Defense Department officials, in turn, charge that successful opposition to the plan could lead to "unnecessary death and suffering for United States servicemen and women" in a war.

At issue is a Department of Defense plan, proposed in 1980, that asks civilian hospitals to set aside 50,000 beds in event of a major war. They would supplement military facilities in caring for wounded military personnel.

The "Civilian-Military Contingency Hospital System" plan has been endorsed by several major medical organizations, including the American Hospital Association and the American Medical Association. DOD says it already has commitments from 433 hospitals to provide 36,000 beds, more than two-thirds the total needed.

But several prominent hospitals, such as those at the University of California and Stanford University, have decided not to participate.

Dr. John F. Beary III and other Pentagon health officials sought to dispel fears of nuclear war, saying there is "basic agreement" that this is "an abhorrent prospect."

But they disputed the assumption that nuclear war is inevitable: "Although nuclear weapons have existed for nearly four decades, they have not been used in any of the conventional conflicts since 1945."

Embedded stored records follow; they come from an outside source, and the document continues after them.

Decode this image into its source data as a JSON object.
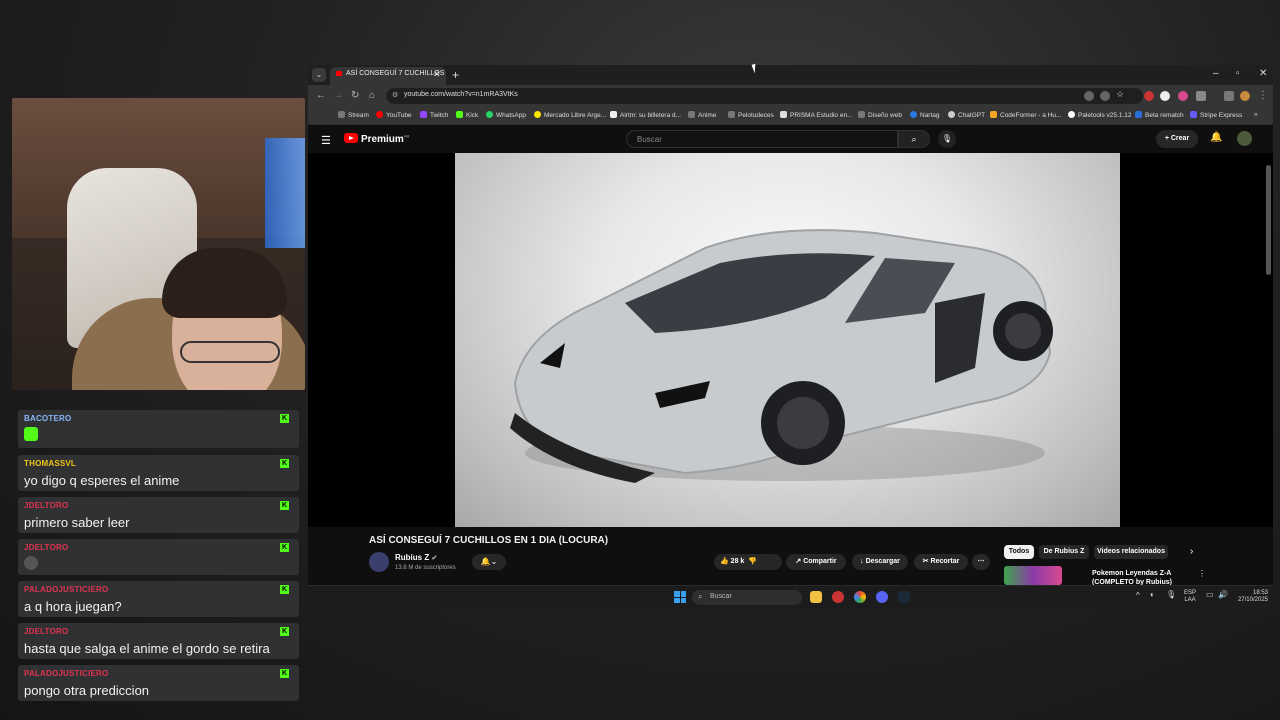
{
  "chat": {
    "messages": [
      {
        "user": "BACOTERO",
        "text": "",
        "user_color": "#8ab4f8",
        "emote": true
      },
      {
        "user": "THOMASSVL",
        "text": "yo digo q esperes el anime",
        "user_color": "#f0c419"
      },
      {
        "user": "JDELTORO",
        "text": "primero saber leer",
        "user_color": "#e0334f"
      },
      {
        "user": "JDELTORO",
        "text": "",
        "user_color": "#e0334f",
        "emote": true
      },
      {
        "user": "PALADOJUSTICIERO",
        "text": "a q hora juegan?",
        "user_color": "#e0334f"
      },
      {
        "user": "JDELTORO",
        "text": "hasta que salga el anime el gordo se retira",
        "user_color": "#e0334f"
      },
      {
        "user": "PALADOJUSTICIERO",
        "text": "pongo otra prediccion",
        "user_color": "#e0334f"
      }
    ],
    "badge_label": "K",
    "accent": "#53fc18"
  },
  "browser": {
    "tab_title": "ASÍ CONSEGUÍ 7 CUCHILLOS",
    "url": "youtube.com/watch?v=n1mRA3VtKs",
    "bookmarks": [
      "Stream",
      "YouTube",
      "Twitch",
      "Kick",
      "WhatsApp",
      "Mercado Libre Arge...",
      "Airtm: su billetera d...",
      "Anime",
      "Pelotudeces",
      "PRISMA Estudio en...",
      "Diseño web",
      "Nartag",
      "ChatGPT",
      "CodeFormer - a Hu...",
      "Paletools v25.1.12",
      "Beta rematch",
      "Stripe Express"
    ]
  },
  "youtube": {
    "logo": "Premium",
    "logo_sup": "AR",
    "search_placeholder": "Buscar",
    "create_label": "Crear",
    "video_title": "ASÍ CONSEGUÍ 7 CUCHILLOS EN 1 DIA (LOCURA)",
    "channel_name": "Rubius Z",
    "channel_subs": "13.6 M de suscriptores",
    "likes": "28 k",
    "share": "Compartir",
    "download": "Descargar",
    "clip": "Recortar",
    "chips": [
      "Todos",
      "De Rubius Z",
      "Videos relacionados"
    ],
    "rec_title": "Pokemon Leyendas Z-A (COMPLETO by Rubius)"
  },
  "taskbar": {
    "search_placeholder": "Buscar",
    "lang_top": "ESP",
    "lang_bottom": "LAA",
    "time": "18:53",
    "date": "27/10/2025"
  }
}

In contrast to the 300,000 military hospital beds available at the end of World War II, the Defense officials said there are now only 18,000. Turning to the civilian sector is preferable to spending $5 billion in constructing new facilities, they said.

The Pentagon disputed the doctors' assertion that the plan was circulated "quietly, without adequate public or congressional debate."

The activist Massachusetts-based medical group has about 10,000 members.

The physicians group contends that it would be unlikely for a nuclear war to remain "limited." It fears an all-out exchange between the United States and the Soviet Union that would "unleash the energy equivalents of 1 million Hiroshima-type bombs."

The resulting "holocaust," it says, could kill 150 million Americans and a similar number of Russians immediately, destroy "virtually every major city in each country," leave lethal fallout which would contaminate vast areas of the world "for generations" and ultimately threaten the survival of life.